My wife Sandy, our friend Susan and I found the experience last month delightful, and anyone who would have the same opportunity as we did, I think, would feel the same way.
Spending that much time primarily in one place gives you the opportunity to soak up the culture and the landscape. And if that place is next to a small river in a valley surrounded by green hills, so much the better.
Bagni di Lucca, the place where we stayed, is a pleasant town north of Lucca and west of Florence. It’s made up of three small villages about a mile apart from each other. We stayed in the central village of Ponte a Serraglio, so small that we had to walk to the next town to buy groceries.
Ponte a Serraglio does have a cafe with outdoor tables and a gelato shop. What more do you need really need? You can go a long way on cappuccino, chianti, and gelato and the occasional pizza.
One of the great advantages of staying in a small Italian town like this is that both life and you slow down. You have time to enjoy the world around you – the trees, the people, the food, the river and the sunshine.
In October the sun is at just the right angle. Throughout the month the typical day’s high temperature was in the low 70s.
We soon realized why Rene Downey, our friend from Los Banos, chose this location for a vacation home and recommended it to us.
Another advantage of this small town is its location, close enough to many places accessible by bus or train. (Notice I didn’t say car. During the month stay I didn’t drive one mile in a rental car. We got around most of the time by bus and train, and occasionally by friends driving us in their cars.)
We discovered that Italy has a reliable and inexpensive public transportation system. From Bagni di Lucca we could take the bus or train on relatively short trips to many different nearby cities: Lucca, Florence, Pisa, Bologna; and the seacoast cities of Viareggio, Cinque Terre, Rapallo and Portofino.
Included in the nearby inland cities is Pescia, where we traveled by bus to meet two other Los Banos friends, Virginia and Aldo Sansoni. The Sansonis picked us up at the Pescia bus station and drove us to their Italian home in Vellano, where they live two months of the year high up on a hill in the same house Aldo’s grandfather lived in.
Aldo and Virginia have renovated the four-story house, originally built hundreds of years ago. They have become part of the community, made easier because they are both of Italian descent, make friends readily, and can speak Italian as smoothly as they speak English. Seeing the Sansonis and being treated so hospitably by them was one of the high points of the trip.

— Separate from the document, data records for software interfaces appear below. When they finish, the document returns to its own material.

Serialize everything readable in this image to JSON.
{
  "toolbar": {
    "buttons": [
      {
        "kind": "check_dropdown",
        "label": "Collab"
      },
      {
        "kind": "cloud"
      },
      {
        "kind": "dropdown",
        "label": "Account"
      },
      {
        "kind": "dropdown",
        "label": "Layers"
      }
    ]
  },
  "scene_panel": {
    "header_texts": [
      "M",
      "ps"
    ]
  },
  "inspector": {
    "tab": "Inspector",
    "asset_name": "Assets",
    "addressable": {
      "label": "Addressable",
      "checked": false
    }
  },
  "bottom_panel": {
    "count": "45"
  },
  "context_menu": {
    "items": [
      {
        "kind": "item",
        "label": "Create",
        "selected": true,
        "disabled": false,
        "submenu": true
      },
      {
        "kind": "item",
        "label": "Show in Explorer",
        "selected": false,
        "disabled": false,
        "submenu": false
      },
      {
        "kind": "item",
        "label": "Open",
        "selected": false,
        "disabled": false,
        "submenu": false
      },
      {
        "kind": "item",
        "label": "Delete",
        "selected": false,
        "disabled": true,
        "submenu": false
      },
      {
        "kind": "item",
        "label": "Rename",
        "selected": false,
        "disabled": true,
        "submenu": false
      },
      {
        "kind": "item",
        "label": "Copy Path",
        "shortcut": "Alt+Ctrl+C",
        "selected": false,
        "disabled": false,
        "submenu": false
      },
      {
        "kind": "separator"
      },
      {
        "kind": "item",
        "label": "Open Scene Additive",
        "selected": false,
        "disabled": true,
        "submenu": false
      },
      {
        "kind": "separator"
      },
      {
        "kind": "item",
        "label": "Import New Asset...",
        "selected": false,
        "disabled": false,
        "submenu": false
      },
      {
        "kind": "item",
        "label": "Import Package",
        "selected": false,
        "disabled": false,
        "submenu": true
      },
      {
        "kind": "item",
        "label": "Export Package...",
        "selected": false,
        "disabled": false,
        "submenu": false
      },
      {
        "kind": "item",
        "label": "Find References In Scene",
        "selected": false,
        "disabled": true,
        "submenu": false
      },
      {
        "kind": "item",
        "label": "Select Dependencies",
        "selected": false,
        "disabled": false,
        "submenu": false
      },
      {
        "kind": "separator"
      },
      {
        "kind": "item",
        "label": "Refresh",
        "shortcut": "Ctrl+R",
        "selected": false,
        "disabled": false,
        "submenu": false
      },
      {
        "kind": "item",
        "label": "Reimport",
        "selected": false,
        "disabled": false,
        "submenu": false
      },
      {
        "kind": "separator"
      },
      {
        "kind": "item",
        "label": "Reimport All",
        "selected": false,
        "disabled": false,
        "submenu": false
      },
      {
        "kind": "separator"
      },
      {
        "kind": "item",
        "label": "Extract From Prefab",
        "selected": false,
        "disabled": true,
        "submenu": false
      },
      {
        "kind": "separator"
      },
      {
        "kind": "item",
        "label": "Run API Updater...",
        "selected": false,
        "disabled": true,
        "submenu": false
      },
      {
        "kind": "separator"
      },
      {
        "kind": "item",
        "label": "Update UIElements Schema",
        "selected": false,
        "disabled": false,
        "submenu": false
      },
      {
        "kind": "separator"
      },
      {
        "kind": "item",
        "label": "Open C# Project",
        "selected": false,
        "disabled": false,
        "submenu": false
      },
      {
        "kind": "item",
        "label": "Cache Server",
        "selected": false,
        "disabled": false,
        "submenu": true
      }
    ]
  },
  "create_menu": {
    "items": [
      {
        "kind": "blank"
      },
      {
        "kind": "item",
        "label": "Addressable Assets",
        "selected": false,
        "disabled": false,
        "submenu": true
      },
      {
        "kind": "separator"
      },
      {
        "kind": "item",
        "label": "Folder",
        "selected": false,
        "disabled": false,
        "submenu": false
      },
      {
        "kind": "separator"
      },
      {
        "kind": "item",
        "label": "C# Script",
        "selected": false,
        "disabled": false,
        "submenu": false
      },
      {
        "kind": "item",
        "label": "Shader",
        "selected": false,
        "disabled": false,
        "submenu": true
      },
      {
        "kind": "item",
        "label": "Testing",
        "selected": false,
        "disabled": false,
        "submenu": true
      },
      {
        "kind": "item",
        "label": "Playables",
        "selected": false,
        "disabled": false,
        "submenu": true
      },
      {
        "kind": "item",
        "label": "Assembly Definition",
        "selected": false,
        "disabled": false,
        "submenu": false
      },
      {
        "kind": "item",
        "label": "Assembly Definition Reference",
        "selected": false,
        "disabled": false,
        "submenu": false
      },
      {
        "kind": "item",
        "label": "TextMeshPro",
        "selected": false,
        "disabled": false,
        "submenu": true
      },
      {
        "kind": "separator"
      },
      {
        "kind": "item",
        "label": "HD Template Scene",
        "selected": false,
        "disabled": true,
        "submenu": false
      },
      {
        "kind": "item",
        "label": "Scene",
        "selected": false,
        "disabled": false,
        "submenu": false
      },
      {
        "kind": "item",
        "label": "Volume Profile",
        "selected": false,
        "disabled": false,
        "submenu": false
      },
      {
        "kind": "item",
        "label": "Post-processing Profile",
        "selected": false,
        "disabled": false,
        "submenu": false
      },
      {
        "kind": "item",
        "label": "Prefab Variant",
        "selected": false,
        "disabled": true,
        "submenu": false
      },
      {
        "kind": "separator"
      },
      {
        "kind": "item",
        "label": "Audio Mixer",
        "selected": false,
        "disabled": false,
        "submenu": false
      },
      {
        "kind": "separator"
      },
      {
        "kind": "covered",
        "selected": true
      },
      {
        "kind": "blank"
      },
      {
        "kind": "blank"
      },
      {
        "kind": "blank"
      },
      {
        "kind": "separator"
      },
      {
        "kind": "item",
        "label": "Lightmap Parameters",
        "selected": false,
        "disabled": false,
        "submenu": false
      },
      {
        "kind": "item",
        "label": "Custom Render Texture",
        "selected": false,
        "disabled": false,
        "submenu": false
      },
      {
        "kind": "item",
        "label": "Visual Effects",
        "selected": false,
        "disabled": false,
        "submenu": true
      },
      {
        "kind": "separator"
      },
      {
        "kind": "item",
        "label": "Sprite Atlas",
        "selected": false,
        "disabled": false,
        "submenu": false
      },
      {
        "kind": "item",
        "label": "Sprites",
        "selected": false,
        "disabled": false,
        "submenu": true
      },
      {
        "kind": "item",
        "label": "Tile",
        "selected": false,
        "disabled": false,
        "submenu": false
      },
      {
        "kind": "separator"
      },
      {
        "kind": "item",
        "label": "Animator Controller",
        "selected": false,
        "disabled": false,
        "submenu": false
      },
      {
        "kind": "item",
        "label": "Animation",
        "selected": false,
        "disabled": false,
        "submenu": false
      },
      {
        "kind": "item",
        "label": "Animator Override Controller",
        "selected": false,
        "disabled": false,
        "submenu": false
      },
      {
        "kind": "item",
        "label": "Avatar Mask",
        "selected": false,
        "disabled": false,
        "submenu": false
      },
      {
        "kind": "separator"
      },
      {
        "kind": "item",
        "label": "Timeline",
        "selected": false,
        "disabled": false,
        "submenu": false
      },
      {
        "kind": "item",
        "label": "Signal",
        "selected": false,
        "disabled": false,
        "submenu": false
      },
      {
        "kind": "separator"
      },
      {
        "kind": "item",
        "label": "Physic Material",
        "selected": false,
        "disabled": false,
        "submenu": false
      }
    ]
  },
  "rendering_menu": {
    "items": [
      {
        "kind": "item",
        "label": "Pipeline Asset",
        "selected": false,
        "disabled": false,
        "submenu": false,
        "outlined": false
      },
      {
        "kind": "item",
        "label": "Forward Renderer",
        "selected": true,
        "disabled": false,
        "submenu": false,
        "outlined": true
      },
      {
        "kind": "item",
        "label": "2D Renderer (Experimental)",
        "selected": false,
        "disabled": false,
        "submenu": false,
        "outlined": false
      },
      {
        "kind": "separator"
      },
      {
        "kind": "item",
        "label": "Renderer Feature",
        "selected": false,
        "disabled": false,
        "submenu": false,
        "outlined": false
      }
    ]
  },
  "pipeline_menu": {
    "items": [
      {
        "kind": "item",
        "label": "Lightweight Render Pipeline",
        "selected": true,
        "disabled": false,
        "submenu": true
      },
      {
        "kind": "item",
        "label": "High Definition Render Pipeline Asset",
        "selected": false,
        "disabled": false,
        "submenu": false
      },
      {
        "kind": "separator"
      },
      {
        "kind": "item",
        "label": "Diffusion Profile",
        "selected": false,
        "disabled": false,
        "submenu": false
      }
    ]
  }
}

While Sandy, Susan, and I were staying in Bagni di Lucca, my son Mike and daughter-in-law Karen visited us – another highlight. They were on a short trip to Italy. After two days in Rome, they spent two nights and a day with us in Bagni di Lucca.
I thought they might find life in the little village too relaxed, but I soon realized they enjoyed it as much as I did. We took a walk to the next village, La Villa, where we had lunch outdoors in the sunshine on a terrace overlooking the Lima River (in a restaurant has been in business since the end of the 19th century). Mike thought the setting was like a movie location.
After lunch we walked back to Ponte a Serraglio, where Mike and Karen hiked up a winding road to the top of an adjoining hill, amid trees (some changing color), grass and even wildflowers still blooming. They enjoyed the countryside, especially after two hectic days in Rome.
In future columns I’ll talk about other places we visited in Italy and nearby countries. But the heart of our trip was the beauty, relaxation and friendliness of Bagni di Lucca.
Comments on the writings of John Spevak, an Enterprise columnist for 30 years, are encouraged, and can be sent to firstname.lastname@example.org.